“I hope when our children look back on these decisions, they will look at this the same way our parents and grandparents look at decisions like Brown vs. [Board of] Education,” he said. “We needed to stand up with our lesbian and gay friends and brothers and make sure they are provided the same rights under the law that heterosexual persons are.”

CBA member Anthony Marino, vice president and corporate counsel of Oc Imagistics in Trumbull, put it more succinctly. “I’m proud to live in such an accepting and tolerant state. I fully support the overturn of DOMA and the CBA decision to join in the brief.”

Opponents also had plenty to say. William Dezinno, a general practice lawyer in Meriden, was one of the more vocal opponents on the Board of Governors. Reached after the vote, Dezinno said that he believes that federal rights should apply the same to same sex or heterosexual couples. But he said the term marriage should only be used when referring to “a man and a woman.”

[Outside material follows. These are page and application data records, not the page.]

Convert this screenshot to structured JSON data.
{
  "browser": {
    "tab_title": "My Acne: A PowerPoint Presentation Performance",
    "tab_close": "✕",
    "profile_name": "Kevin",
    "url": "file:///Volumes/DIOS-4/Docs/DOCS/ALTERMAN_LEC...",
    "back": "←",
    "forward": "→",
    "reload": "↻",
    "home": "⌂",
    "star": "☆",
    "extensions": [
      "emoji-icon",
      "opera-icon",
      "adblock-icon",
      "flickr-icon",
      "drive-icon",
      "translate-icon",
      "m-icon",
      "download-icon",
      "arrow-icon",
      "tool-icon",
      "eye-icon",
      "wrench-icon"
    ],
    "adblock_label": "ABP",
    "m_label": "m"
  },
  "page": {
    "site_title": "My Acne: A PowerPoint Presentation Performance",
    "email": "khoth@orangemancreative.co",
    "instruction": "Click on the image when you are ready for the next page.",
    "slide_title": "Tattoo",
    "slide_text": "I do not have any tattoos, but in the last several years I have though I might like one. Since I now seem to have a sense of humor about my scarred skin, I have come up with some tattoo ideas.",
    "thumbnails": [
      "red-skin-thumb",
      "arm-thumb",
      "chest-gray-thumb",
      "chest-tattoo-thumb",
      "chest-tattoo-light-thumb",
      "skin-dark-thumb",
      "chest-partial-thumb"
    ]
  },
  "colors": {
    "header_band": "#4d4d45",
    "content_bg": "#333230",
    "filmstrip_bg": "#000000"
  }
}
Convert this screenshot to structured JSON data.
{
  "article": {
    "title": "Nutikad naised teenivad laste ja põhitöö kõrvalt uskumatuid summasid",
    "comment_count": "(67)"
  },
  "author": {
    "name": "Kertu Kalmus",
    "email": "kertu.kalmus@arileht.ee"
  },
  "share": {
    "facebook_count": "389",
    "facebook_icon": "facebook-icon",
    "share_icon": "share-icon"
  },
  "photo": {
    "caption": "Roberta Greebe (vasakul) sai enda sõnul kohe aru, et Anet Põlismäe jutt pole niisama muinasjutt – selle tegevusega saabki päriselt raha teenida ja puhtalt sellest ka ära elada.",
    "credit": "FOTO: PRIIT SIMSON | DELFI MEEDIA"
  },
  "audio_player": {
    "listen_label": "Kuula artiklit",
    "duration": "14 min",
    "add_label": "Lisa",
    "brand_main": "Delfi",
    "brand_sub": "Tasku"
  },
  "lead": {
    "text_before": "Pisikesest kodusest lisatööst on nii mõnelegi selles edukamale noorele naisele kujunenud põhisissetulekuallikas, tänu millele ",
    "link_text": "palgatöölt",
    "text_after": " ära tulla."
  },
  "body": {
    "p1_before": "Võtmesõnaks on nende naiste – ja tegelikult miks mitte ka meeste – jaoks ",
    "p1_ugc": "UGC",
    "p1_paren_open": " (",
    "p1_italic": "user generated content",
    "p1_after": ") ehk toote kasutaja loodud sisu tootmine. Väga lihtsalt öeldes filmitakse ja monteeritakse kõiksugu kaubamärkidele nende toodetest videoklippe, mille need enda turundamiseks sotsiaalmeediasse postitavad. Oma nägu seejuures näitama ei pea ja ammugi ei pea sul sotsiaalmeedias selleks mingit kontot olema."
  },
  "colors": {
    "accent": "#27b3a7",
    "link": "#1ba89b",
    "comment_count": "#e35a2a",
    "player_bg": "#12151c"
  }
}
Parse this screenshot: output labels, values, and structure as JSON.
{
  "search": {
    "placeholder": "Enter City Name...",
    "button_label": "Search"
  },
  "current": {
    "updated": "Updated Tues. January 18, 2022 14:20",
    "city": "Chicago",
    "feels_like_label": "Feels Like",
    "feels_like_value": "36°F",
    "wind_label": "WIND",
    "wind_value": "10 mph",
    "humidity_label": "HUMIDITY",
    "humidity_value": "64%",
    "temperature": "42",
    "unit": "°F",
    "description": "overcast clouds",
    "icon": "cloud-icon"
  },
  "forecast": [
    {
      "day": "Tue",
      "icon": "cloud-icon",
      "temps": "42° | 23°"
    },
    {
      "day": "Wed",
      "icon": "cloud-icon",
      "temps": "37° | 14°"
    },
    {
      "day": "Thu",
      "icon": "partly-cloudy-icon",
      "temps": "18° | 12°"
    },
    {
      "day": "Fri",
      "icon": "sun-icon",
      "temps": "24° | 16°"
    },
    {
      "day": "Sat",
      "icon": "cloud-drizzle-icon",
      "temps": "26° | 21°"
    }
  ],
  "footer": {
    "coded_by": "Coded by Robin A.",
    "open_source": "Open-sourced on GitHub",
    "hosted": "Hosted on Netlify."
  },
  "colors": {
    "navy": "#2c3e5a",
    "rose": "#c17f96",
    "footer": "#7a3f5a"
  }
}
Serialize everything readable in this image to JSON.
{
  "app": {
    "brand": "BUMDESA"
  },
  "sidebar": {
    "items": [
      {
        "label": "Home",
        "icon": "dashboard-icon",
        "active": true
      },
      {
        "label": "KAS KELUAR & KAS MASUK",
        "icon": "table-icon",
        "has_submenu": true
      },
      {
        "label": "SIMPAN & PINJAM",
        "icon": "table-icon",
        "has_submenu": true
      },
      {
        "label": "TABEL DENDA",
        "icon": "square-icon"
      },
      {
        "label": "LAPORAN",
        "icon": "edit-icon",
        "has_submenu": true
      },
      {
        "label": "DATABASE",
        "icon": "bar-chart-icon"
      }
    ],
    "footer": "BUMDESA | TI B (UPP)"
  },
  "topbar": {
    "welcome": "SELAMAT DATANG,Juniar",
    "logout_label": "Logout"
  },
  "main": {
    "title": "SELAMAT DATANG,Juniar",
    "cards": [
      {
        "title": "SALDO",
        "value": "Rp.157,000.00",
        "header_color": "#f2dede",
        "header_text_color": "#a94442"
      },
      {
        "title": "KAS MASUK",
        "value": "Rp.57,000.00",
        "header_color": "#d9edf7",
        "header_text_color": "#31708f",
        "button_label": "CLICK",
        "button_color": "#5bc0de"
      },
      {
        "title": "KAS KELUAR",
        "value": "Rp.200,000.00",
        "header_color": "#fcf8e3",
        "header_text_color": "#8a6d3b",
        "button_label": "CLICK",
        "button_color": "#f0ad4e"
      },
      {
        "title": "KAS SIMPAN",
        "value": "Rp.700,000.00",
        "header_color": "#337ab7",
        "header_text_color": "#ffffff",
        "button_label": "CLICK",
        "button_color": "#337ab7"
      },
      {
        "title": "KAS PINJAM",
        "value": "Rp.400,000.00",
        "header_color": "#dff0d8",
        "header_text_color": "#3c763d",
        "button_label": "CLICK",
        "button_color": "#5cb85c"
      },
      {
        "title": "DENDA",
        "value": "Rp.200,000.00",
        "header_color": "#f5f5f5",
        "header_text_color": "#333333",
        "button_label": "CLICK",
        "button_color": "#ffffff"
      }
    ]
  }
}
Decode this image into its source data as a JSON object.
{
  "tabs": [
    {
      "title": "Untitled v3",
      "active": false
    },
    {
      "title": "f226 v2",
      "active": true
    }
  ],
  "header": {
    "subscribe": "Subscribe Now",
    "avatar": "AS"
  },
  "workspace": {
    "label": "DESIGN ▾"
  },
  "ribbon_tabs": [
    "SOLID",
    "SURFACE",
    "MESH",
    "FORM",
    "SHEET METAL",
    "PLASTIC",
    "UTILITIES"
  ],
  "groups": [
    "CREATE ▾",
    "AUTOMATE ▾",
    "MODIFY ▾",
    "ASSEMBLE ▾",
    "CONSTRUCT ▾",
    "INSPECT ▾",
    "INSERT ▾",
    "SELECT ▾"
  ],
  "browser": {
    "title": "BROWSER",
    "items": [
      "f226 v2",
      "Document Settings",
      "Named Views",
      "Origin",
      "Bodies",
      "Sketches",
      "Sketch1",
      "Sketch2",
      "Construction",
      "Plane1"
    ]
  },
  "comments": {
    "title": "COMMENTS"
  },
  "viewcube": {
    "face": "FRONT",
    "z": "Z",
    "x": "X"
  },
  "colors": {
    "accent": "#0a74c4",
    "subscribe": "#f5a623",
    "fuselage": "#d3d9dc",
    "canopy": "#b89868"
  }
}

Dezinno said he did not like the way the issue was handled, with the CBA position being approved by a handful of members at a special meeting. “[A meeting of] the House of Delegates could have been called. The House of Delegates is much larger than the Board of Governors and would have represented a much broader area of the districts,” he said.

Another Board of Governors member said he voted “no” because of the rushed process.

“This is a pretty complex issue that engenders a lot of strong feelings on all sides,” said Steven D. Anderson, whose New Britain practice includes personal injury and criminal law. “This is not an issue that snuck up on anybody. I didn’t think it was appropriate to make this kind of decision without the opportunity for the bulk of the organization to weigh in.”

Dezinno plans to propose an amendment to the CBA constitution requiring the larger House of Delegates to vote if a similar event arises in the future. •

“He’s certainly entitled to propose a new amendment to the rules of procedure and change the ground rules for the future,” Hawkins said. “But my job is to apply and to implement the existing rules, not the way somebody might like to change them.”•